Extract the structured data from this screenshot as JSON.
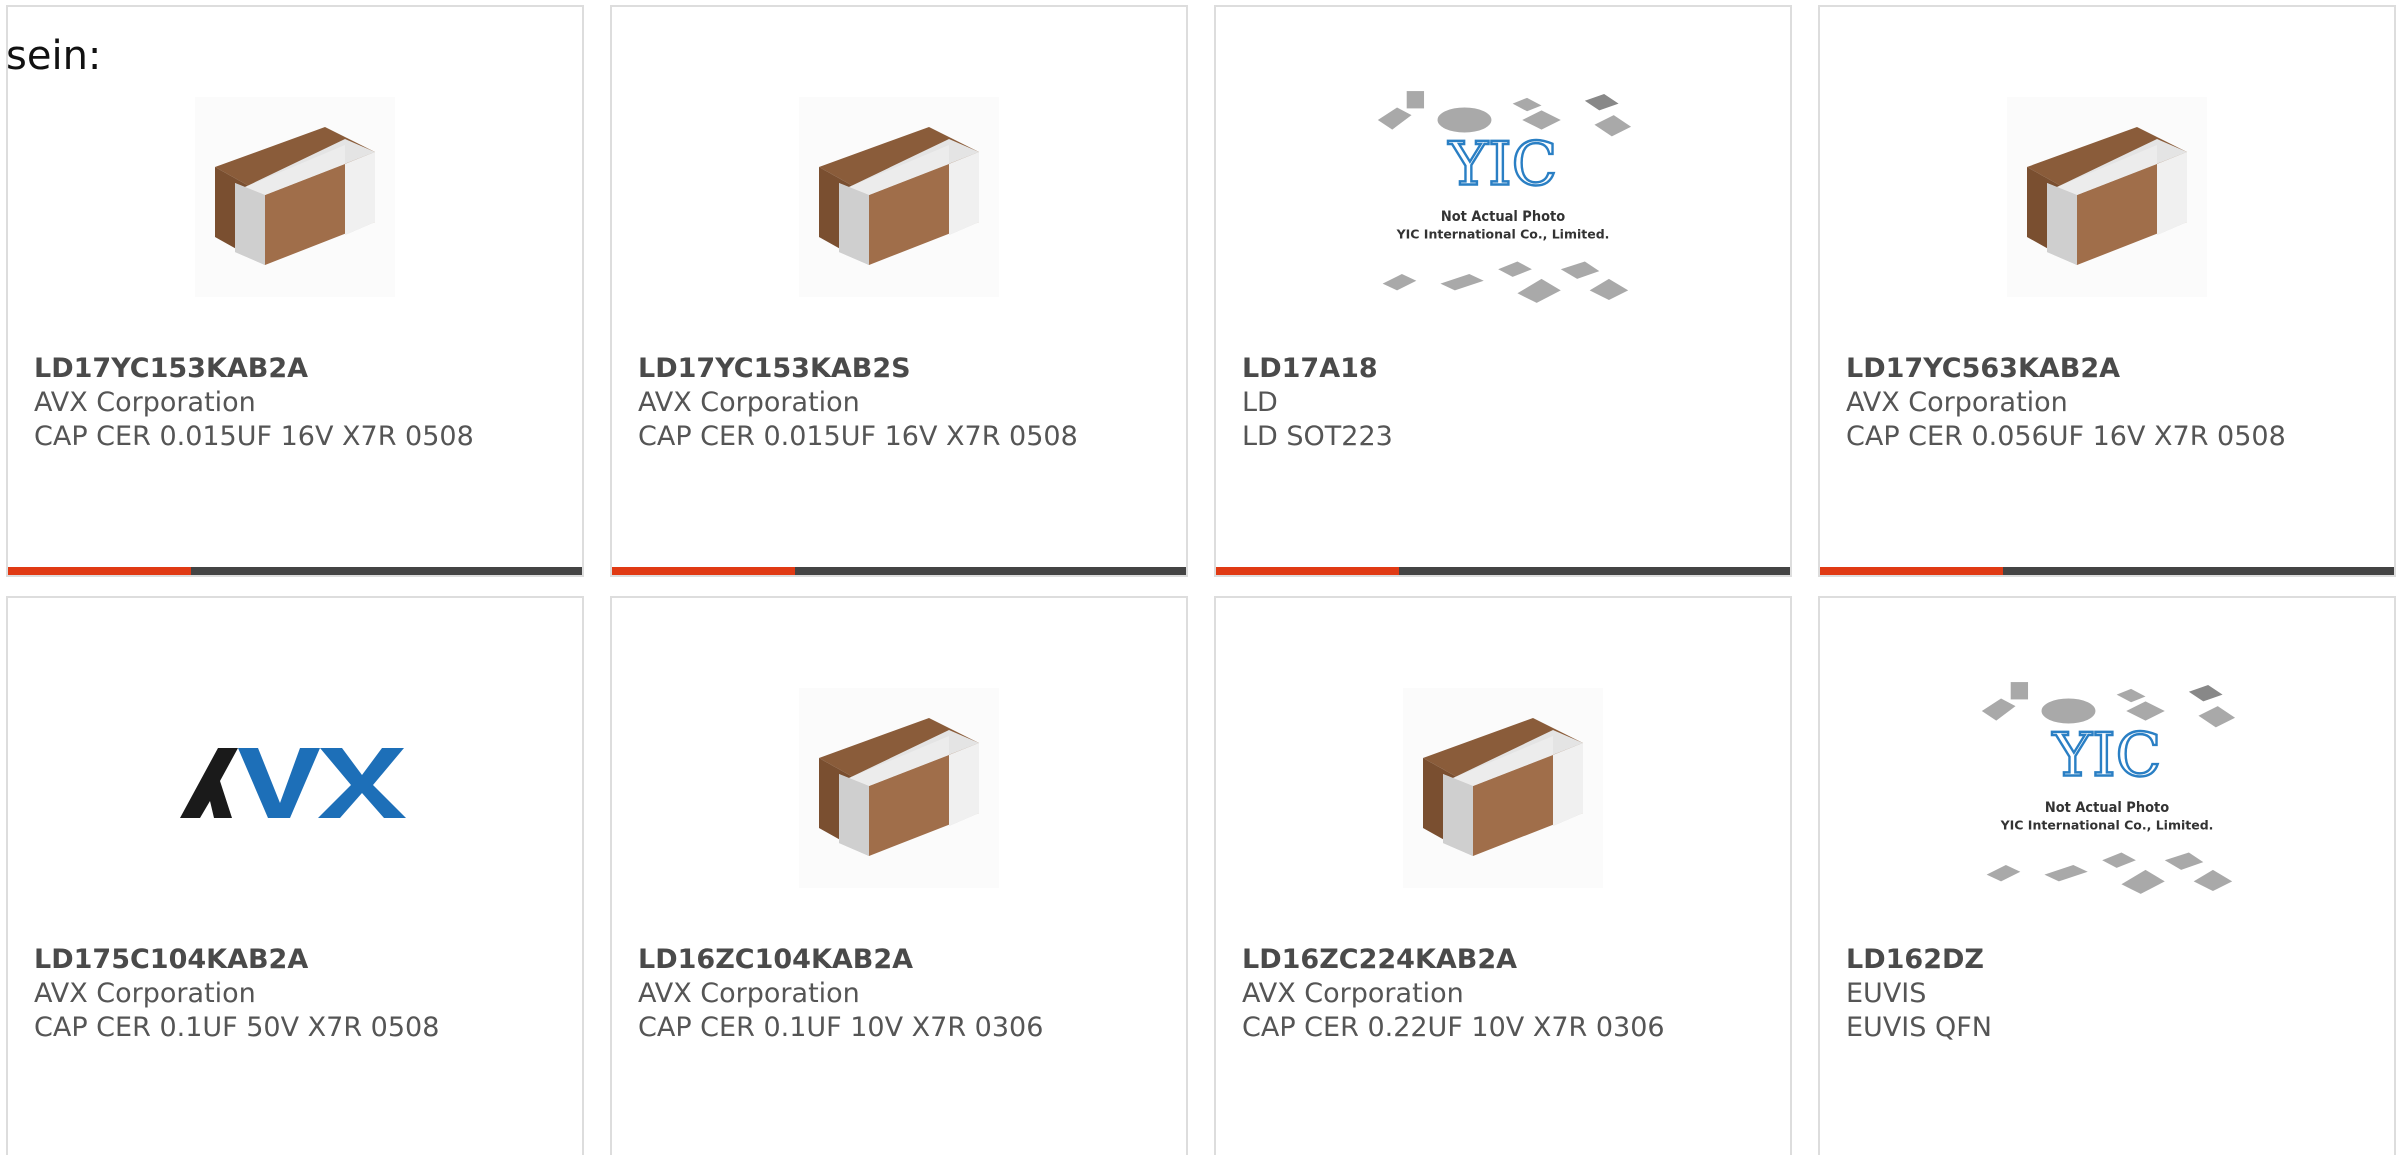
{
  "stray_text": "sein:",
  "products": [
    {
      "part": "LD17YC153KAB2A",
      "maker": "AVX Corporation",
      "desc": "CAP CER 0.015UF 16V X7R 0508",
      "image": "capacitor-chip"
    },
    {
      "part": "LD17YC153KAB2S",
      "maker": "AVX Corporation",
      "desc": "CAP CER 0.015UF 16V X7R 0508",
      "image": "capacitor-chip"
    },
    {
      "part": "LD17A18",
      "maker": "LD",
      "desc": "LD SOT223",
      "image": "yic-placeholder"
    },
    {
      "part": "LD17YC563KAB2A",
      "maker": "AVX Corporation",
      "desc": "CAP CER 0.056UF 16V X7R 0508",
      "image": "capacitor-chip"
    },
    {
      "part": "LD175C104KAB2A",
      "maker": "AVX Corporation",
      "desc": "CAP CER 0.1UF 50V X7R 0508",
      "image": "avx-logo"
    },
    {
      "part": "LD16ZC104KAB2A",
      "maker": "AVX Corporation",
      "desc": "CAP CER 0.1UF 10V X7R 0306",
      "image": "capacitor-chip"
    },
    {
      "part": "LD16ZC224KAB2A",
      "maker": "AVX Corporation",
      "desc": "CAP CER 0.22UF 10V X7R 0306",
      "image": "capacitor-chip"
    },
    {
      "part": "LD162DZ",
      "maker": "EUVIS",
      "desc": "EUVIS QFN",
      "image": "yic-placeholder"
    }
  ],
  "placeholder": {
    "line1": "Not Actual Photo",
    "line2": "YIC International Co., Limited.",
    "brand": "YIC"
  },
  "logo_text": "AVX",
  "colors": {
    "accent": "#e03a14",
    "bar": "#444444",
    "border": "#dddddd",
    "avx_dark": "#1a1a1a",
    "avx_blue": "#1d6fb8",
    "yic_blue": "#2a7fc4"
  }
}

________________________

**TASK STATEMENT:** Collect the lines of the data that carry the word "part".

**REPLY TO THE TASK:**
      "part": "LD17YC153KAB2A",
      "part": "LD17YC153KAB2S",
      "part": "LD17A18",
      "part": "LD17YC563KAB2A",
      "part": "LD175C104KAB2A",
      "part": "LD16ZC104KAB2A",
      "part": "LD16ZC224KAB2A",
      "part": "LD162DZ",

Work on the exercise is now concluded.